Bush drilling plan could threaten polar bears

President Bush has sold the right to drill for oil in Alaska in"prime" polar bear habitat. Environmentalists are angry because they say that it should not be allowed because the effects on polar bears and the surrounding environment is unknown. "In December, President Bush signed the Energy Independence and Security Act, which included a provision calling for Congress to pass legislation opening access to "domestic energy sources such as the outer continental shelf and the Arctic National Wildlife Refuge," according to a fact sheet on the White House Web site." How do you guys feel about this? Should we not allow drilling for oil on wildlife refuges or is it more important to reduce our dependence on foreign oil and exploit our own resources?

I feel as if there is no winner either way. If we start drilling for oil on protected lands, we may import less and reduce prices, both of which people are calling for. If we do not drill, we can keep the environment pristine and eliminate the chance of a catastrophic oil spill destroying the surrounding ecosystems. In my opinion President Bush is making the right call. It may make some people upset but I believe it is inevitable that drilling will begin at some point at the Arctic National Wildlife Refuge. At some point the pain at the gas pump will be too high and we will look the other way on the environment. Now is as good a time as any.


JR Ewing said...

It's funny how people are always so concerned with the surface impact of oil extraction. If they had ever been out to an actual well site, they would see how small the affected surface area is. (usually about an acre per wellsite) Using horizontal drilling practices that are in wide use today, it's possible to have multiple horizontal wells drilled from one surface site, reducing the impact on the surface further. I don't think a few pumpjacks in the middle of the ANWR will bother the polar bears too much.

M. King Hubbert said...

Please correct me if I erred in these numbers, as I just did these calculations very quickly.

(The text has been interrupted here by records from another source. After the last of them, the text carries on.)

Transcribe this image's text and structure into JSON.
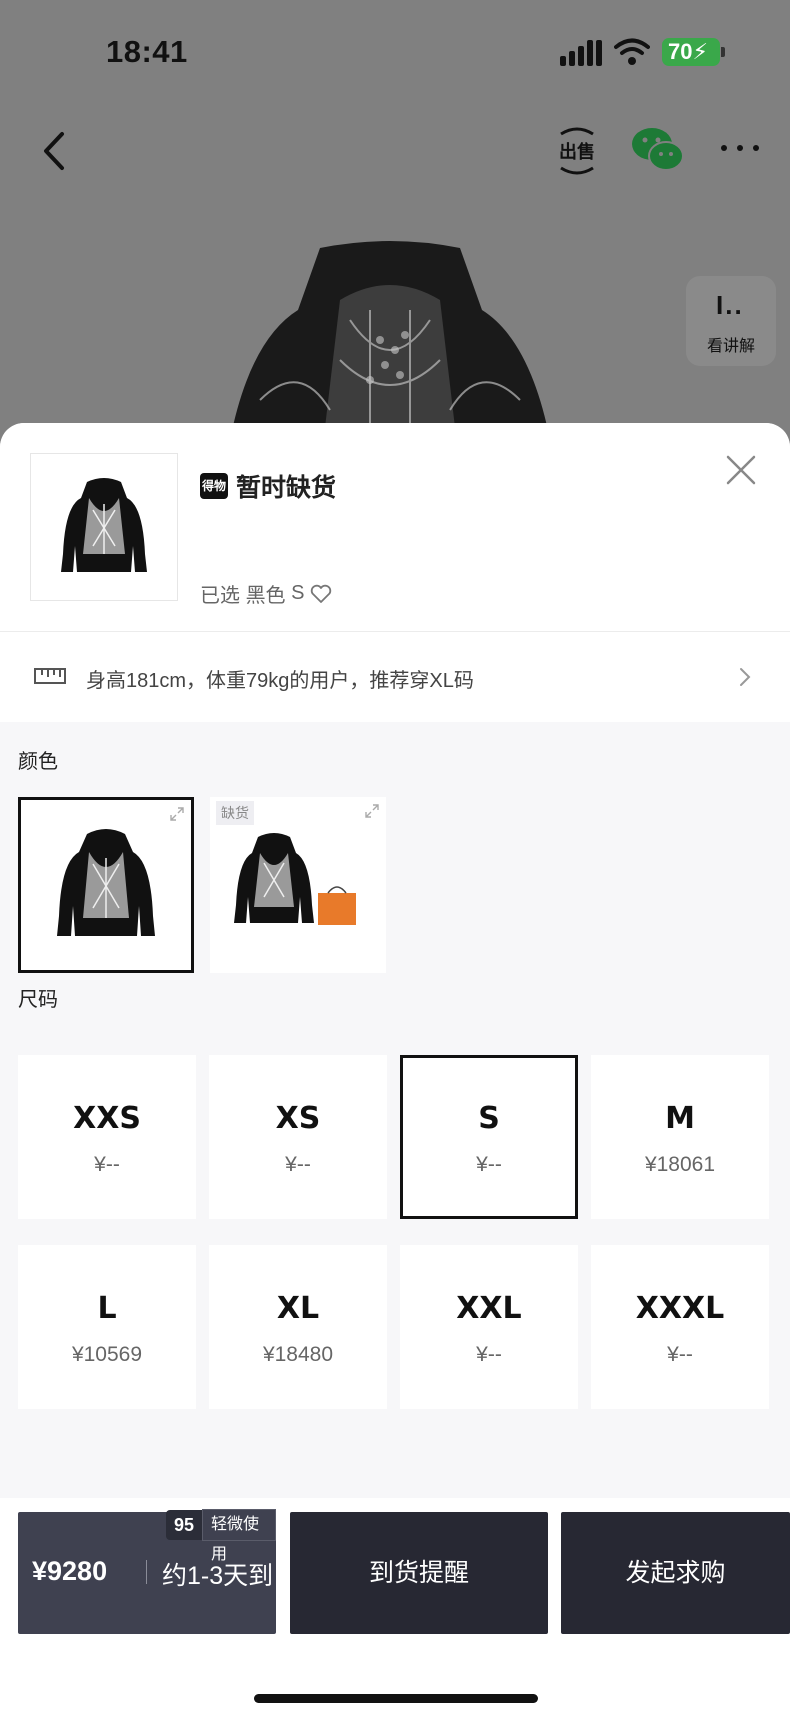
{
  "status_bar": {
    "time": "18:41",
    "battery": "70"
  },
  "nav": {
    "sell_label": "出售"
  },
  "explain": {
    "icon_text": "I..",
    "label": "看讲解"
  },
  "sheet": {
    "stock_brand_logo": "得物",
    "stock_status": "暂时缺货",
    "selected_prefix": "已选",
    "selected_color": "黑色",
    "selected_size": "S",
    "recommend_text": "身高181cm，体重79kg的用户，推荐穿XL码",
    "color_section_label": "颜色",
    "colors": [
      {
        "selected": true,
        "tag": ""
      },
      {
        "selected": false,
        "tag": "缺货"
      }
    ],
    "size_section_label": "尺码",
    "sizes": [
      {
        "name": "XXS",
        "price": "¥--"
      },
      {
        "name": "XS",
        "price": "¥--"
      },
      {
        "name": "S",
        "price": "¥--"
      },
      {
        "name": "M",
        "price": "¥18061"
      },
      {
        "name": "L",
        "price": "¥10569"
      },
      {
        "name": "XL",
        "price": "¥18480"
      },
      {
        "name": "XXL",
        "price": "¥--"
      },
      {
        "name": "XXXL",
        "price": "¥--"
      }
    ],
    "selected_size_index": 2
  },
  "bottom_bar": {
    "buy_price": "¥9280",
    "buy_eta": "约1-3天到",
    "condition_score": "95",
    "condition_text": "轻微使用",
    "notify_label": "到货提醒",
    "request_label": "发起求购"
  },
  "colors": {
    "accent_dark": "#272833",
    "buy_button": "#3f4150",
    "battery_green": "#3aa84a"
  }
}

A USGS study of the technically recoverable oil in the ANWR Coastal Plain estimates, at the high end (5% probability), that there are potentially 16 billion barrels of recoverable oil. A summary of the study is found here.

In class we learned that the US consumes ~21 MMBD, which equates to ~7.7 billion barrels annually.

The ANWR recoverable oil would cover us for potentially 2 years (aggregate). Would this time and money be better invested in the development of alternative technologies?

Bonnie Beavers said...

Hubbert, I agree with you. Is it worth the time and money for two years of oil?

Not to mention the extinction of the polar bears. The Interior Department's Environmental Impact Statement says the chance of a spill occurring during Alaskan drilling and extraction ranges from 33-51%. Also, if a large spill occurs, there would be significant impacts to the polar bears.

The plan is to sell the drilling rights on February 6th. Representative Ed Markey, chairman of the House Select Committee on Energy Independence and Global Warming, spoke out against the White House's planned sale. Markey states that "...every time there is a choice between extraction and extinction..., extraction wins."

Why should this be the case? Drilling should not be taking place in an environment that is home to a nearly endangered species. We are all well aware that though the polars bears are not yet considered endangered they are practically "on the waiting list." And my problem with this is that if they were already on that list, if they were already considered endangered, drilling in that area would not be an option. So, I'm not sure I understand why it is now.

The article i referenced can be found at

I am sure the other students were referencing this article as well.


Bonnie Beavers